  • California’s southern sea otter has been listed as a threatened species under the Endangered Species Act since 1977.
  • Currently the southern sea otter population is estimated at just above 3,000 animals.
  • Sea otters play a vital role in the health and stability of the nearshore marine ecosystem as a keystone species
  • Sea otter fur is the densest of any mammal at about 1 million hairs per square inch. (We have 100,000 hairs on our entire head)
  • Wild sea otters typically have a lifespan between 15 and 20 years.
  • A group of sea otters resting together is called a raft.
  • Sea otters are one of the few animals that use tools.
  • Sea otters have no blubber so they constantly groom themselves to maintain the insulating & water repellant properties of their fur.
  • An otter must consume 25% of its bodyweight in prey each day just to stay alive (for a 75 lb kid, that’s 75 1/4 lb burgers!).
  • Sea otters eat many kinds of invertebrates, including sea urchins, abalone, clams, crabs, snails, sea stars, squid & octopuses.
  • Unlike northern sea otters found in Alaska, southern sea otters here in California don’t eat fish.
  • Sea otter moms typically nurse their pups for about 6 months before weaning them.
  • Newborn sea otter pups are so buoyant they can’t immediately dive for food. Pups begin to dive and forage at about 2 months.
  • Sea otters can hold their breath over 6 minutes. Average dive = 60 feet but have been known to dive to depths of nearly 300 feet.

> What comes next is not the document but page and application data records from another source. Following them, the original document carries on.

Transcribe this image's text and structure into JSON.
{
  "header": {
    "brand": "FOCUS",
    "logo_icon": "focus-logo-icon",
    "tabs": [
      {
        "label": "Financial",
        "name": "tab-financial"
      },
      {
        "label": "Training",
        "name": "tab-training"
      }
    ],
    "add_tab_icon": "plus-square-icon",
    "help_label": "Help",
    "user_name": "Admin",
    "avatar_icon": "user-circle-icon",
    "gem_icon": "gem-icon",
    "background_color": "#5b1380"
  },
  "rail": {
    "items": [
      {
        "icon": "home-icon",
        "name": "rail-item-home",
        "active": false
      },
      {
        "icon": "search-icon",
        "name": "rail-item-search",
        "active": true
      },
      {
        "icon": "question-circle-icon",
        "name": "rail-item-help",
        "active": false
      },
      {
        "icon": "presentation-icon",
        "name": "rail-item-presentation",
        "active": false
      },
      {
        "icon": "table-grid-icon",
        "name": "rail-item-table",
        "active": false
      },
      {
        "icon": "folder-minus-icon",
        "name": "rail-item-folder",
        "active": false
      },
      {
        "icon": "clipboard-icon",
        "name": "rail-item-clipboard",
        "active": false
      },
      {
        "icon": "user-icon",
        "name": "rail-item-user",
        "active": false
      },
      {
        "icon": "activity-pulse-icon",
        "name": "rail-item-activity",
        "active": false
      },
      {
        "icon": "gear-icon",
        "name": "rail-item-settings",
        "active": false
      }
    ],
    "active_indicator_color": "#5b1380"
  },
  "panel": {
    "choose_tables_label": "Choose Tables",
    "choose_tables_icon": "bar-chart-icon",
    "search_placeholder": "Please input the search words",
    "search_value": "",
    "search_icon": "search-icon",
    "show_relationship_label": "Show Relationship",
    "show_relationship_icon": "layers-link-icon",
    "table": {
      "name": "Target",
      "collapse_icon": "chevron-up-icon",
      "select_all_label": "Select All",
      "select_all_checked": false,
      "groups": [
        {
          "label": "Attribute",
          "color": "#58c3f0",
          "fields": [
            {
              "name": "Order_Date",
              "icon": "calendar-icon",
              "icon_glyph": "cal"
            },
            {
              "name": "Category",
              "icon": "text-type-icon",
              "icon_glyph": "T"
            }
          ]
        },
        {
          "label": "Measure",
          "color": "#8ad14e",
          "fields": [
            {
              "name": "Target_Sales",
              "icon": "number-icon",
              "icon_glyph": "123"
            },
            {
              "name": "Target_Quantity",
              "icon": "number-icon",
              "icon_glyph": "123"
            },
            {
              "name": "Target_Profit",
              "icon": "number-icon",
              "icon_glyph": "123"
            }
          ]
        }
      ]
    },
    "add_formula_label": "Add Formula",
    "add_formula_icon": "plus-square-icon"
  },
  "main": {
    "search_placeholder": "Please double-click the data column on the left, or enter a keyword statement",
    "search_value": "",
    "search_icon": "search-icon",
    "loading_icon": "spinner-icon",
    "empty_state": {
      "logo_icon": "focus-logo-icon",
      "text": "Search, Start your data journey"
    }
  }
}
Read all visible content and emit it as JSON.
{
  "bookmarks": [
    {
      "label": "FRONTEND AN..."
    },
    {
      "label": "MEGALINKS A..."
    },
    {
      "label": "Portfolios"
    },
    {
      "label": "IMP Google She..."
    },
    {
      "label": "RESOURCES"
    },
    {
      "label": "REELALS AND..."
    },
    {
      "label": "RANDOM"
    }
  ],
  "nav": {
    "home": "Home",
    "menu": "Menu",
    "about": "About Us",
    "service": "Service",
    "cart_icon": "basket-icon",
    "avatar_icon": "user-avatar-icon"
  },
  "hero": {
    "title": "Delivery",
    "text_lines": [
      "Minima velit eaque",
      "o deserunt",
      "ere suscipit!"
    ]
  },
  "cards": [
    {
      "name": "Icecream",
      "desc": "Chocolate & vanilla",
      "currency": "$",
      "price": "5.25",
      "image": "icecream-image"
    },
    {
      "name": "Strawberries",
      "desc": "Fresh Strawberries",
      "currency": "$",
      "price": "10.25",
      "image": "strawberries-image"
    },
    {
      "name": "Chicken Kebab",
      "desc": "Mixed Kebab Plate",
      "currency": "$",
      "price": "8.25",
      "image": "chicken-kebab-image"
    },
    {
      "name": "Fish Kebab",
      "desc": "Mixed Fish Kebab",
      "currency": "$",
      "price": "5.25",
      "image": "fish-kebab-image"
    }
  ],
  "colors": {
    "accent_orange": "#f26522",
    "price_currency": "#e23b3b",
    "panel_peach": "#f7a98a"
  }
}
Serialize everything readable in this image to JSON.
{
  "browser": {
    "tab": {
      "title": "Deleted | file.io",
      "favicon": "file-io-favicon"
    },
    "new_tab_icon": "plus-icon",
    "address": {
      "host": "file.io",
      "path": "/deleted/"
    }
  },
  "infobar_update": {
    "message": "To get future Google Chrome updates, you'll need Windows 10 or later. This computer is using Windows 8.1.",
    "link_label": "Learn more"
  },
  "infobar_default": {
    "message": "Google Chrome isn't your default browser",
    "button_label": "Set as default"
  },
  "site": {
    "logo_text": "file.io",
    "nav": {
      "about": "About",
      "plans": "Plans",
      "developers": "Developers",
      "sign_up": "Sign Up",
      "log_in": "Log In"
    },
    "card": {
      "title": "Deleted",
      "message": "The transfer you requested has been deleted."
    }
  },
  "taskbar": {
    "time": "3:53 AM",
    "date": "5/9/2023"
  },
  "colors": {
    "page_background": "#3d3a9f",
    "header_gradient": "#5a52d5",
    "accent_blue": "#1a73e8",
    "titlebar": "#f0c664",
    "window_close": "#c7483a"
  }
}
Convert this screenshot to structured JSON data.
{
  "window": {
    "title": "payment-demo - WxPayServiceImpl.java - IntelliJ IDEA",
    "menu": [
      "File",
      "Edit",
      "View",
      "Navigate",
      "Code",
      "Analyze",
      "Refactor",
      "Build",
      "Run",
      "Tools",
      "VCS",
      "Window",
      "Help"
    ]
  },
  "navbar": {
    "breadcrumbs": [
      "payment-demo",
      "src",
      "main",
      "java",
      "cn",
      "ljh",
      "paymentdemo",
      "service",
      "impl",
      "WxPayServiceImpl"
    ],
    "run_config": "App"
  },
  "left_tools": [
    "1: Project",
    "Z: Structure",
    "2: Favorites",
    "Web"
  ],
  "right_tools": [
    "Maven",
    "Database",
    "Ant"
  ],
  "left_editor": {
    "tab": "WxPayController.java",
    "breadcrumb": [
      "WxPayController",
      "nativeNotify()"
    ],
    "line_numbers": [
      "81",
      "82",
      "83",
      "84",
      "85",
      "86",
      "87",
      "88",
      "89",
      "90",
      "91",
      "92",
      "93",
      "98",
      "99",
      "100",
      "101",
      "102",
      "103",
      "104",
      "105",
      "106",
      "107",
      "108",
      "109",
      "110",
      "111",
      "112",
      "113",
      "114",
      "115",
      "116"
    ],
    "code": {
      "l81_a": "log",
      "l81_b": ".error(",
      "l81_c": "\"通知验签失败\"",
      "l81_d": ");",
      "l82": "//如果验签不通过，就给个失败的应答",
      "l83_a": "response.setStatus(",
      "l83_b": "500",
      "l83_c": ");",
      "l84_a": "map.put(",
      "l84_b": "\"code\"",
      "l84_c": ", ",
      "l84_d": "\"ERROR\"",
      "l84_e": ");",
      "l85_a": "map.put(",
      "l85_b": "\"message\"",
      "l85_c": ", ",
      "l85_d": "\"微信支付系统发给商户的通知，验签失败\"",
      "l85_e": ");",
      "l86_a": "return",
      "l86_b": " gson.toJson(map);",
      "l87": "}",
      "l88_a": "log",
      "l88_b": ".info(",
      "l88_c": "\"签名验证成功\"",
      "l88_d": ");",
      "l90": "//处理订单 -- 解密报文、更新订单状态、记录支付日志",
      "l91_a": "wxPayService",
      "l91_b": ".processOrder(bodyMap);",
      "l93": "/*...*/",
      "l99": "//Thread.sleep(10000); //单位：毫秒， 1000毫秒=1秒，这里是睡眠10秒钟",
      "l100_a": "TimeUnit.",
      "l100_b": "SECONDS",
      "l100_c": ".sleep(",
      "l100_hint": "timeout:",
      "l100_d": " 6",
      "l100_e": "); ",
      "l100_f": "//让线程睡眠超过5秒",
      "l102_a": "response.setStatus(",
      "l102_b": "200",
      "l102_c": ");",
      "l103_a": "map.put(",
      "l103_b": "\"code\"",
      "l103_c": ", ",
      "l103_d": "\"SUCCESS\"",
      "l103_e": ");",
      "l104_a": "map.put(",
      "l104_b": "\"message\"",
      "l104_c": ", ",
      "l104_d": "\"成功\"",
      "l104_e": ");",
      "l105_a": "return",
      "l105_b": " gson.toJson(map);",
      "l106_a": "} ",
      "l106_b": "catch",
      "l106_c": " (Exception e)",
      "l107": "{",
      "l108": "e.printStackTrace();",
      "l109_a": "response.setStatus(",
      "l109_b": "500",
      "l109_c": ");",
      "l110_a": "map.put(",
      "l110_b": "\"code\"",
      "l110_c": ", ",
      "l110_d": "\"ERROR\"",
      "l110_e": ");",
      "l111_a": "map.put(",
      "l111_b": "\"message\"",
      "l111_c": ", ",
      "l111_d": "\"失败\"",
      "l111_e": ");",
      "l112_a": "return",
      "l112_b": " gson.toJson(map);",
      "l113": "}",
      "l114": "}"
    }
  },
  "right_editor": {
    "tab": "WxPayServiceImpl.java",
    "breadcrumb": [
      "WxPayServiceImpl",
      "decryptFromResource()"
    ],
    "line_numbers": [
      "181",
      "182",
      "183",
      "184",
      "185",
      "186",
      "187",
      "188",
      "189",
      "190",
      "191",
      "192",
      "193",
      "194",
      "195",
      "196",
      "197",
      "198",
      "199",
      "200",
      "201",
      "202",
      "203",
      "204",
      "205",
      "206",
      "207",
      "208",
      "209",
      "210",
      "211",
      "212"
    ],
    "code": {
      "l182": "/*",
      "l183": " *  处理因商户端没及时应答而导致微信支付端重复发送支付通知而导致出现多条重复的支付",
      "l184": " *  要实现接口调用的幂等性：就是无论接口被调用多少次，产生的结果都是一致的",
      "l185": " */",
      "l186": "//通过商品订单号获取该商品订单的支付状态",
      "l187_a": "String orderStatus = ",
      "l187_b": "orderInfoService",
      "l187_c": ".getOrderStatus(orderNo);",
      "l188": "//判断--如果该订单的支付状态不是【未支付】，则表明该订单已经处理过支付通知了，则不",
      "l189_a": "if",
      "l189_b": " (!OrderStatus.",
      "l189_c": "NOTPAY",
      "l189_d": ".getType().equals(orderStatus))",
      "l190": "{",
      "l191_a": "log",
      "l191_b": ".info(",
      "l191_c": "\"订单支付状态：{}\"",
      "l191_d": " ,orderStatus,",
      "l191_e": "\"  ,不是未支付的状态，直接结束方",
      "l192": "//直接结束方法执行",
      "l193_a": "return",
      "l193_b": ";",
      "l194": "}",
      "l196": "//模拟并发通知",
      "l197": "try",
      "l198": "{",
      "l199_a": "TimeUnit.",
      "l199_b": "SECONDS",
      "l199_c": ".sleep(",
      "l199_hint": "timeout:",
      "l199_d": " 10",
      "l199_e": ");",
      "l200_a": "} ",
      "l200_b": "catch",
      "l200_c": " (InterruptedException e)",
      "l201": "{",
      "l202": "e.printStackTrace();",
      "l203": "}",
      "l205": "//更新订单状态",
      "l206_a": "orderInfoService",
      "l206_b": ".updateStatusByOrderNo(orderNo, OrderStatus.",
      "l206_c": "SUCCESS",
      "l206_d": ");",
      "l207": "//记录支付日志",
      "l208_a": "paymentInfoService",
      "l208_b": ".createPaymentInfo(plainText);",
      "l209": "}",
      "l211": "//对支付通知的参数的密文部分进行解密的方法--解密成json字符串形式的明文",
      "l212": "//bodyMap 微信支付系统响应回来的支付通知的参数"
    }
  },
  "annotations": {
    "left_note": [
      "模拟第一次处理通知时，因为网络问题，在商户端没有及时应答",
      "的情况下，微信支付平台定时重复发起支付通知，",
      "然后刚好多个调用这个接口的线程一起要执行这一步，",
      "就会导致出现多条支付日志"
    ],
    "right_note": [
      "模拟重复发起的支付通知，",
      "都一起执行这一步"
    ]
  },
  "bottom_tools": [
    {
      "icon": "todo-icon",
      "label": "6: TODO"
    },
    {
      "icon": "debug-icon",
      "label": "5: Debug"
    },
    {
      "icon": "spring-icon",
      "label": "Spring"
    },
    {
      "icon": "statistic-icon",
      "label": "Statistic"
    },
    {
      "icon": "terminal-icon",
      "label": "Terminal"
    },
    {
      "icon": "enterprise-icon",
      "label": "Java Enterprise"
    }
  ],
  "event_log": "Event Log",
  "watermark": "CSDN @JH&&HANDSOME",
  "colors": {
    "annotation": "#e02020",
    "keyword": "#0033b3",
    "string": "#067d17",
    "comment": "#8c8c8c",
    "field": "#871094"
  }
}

  • Sea otters have built in pouches of loose skin under their forearms to stash extra prey when diving.
  • Sea otters eat sea urchins & other invertebrates that graze on giant kelp. No sea otters, no kelp forests.
  • White shark bites are now the leading cause of sea otter mortality in California.
  • Large percentage of southern sea otter mortality is due to infectious diseases, many of which are known to have anthropogenic causes.
  • Threats to population recovery include white sharks, pathogens & parasites, food limitation, coastal pollutants and oil spills.
  • Sea otters are equally active both night and day.